3 Simple Ways to Begin Changing Your Behavior
Psychology of Happiness
This form of behavior modification encourages you to concentrate on your strengths rather than your weaknesses. Rather of attempting to cure what is wrong with you, seek for chances to establish a strengths-based, forward-thinking, and supportive atmosphere that helps enhance a meaningful behavior change journey. This strategy is heavily based on mentality, which is an important component of any behavior-change endeavor. Because you cannot separate your brain from your body, practicing mental training is just as necessary as exercising your body. Try keeping a gratitude notebook.
Gratitude journaling, which is just appreciating what you have, is arguably one of the most powerful types of positive psychology. Before you turn on your phone or turn on the news in the morning, sit down with a piece of paper and a pen and jot down three things you are thankful for. This might range from fresh air and a bright day to the cup of coffee you're enjoying while you write. You may also go on a mindful stroll in nature, pausing to enjoy the sights and sounds.
Theory of Self-DeterminationThis strategy, also known as the philosophy of human motivation, focuses on your potential and desire to develop and connect as a person. Community is one of the most effective factors that may help you modify your health and fitness habits. The bedrocks of this idea are competence (feeling like you've done a good job), autonomy (owning your changes), and relatedness (the power of community and connecting with others).
Try this: Find a workout partner. Join a walking group or invite a family member or friend to join you in your attempts to be more active. on this goal to effect constructive change. See how having someone else hold you accountable enhances your drive and resolve.
SMART ObjectivesIt is crucial to have a goal, but making sure it is a SMART goal—specific, measurable, achievable, relevant, and time-bound—has been found to contribute to higher success.
Try this: Create a SMART Goal. Consider participating in a walking event if you want to become a quicker, fitter walker. This objective is detailed (how many miles you'll walk), reachable (start with a reasonable distance based on your current fitness level), relevant (walking is something most people love doing, and preparing for this event will help you get there), and time-bound (the date of the event gives you a set target to aim for when training). This method may be used to a variety of objectives, such as decreasing weight, gaining strength, or changing your nutrition. The objective is to ensure that your goal has all of the aspects of a SMART goal so that you end up with a detailed strategy rather than a hazy sense of what you need to do to attain it.
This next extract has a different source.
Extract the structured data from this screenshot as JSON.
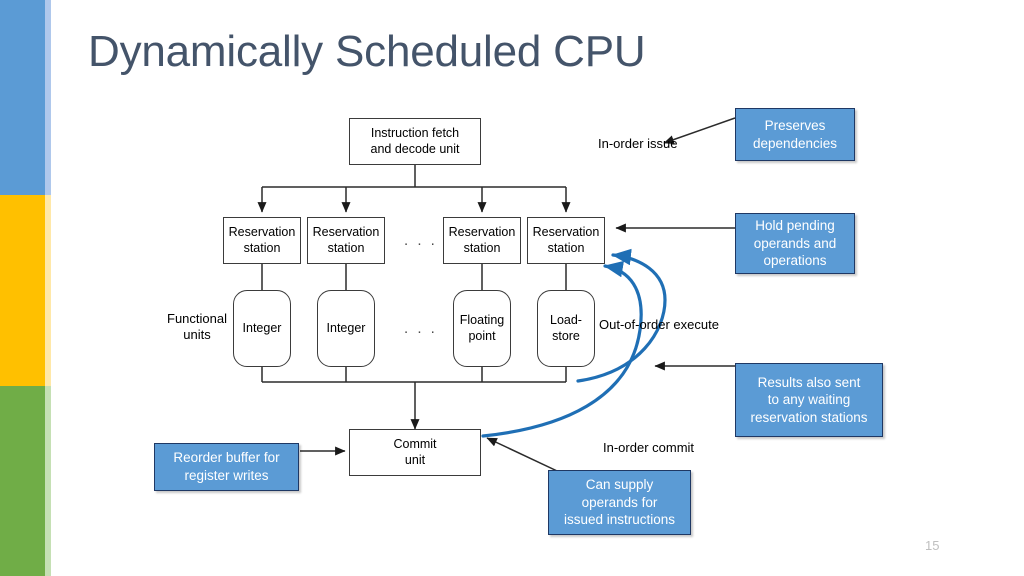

Change is difficult and time-consuming. Don't underestimate the impact of a positive mentality; be interested about the process and enjoy the ride.